Lines of the listing below that contain the string "Silva" are to be returned.

BEGIN

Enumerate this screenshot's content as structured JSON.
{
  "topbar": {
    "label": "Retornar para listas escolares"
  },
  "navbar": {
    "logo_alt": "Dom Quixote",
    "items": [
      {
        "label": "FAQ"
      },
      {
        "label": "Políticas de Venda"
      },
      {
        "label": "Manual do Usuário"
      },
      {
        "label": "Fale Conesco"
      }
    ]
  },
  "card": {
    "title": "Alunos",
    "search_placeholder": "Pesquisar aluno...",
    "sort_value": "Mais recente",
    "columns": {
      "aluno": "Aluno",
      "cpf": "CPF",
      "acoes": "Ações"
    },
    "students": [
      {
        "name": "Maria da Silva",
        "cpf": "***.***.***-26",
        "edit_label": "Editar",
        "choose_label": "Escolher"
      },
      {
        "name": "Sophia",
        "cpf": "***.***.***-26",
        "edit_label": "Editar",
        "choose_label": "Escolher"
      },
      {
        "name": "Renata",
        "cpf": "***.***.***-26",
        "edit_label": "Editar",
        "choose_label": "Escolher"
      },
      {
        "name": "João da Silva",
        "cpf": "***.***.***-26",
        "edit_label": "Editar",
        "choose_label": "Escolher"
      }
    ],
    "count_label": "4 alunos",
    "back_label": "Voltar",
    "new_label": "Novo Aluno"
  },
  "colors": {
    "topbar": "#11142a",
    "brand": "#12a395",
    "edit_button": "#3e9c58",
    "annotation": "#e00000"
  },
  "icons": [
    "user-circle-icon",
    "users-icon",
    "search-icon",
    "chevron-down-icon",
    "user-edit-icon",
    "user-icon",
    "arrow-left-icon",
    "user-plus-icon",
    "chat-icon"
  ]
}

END

**Exercise output**
        "name": "Maria da Silva",
        "name": "João da Silva",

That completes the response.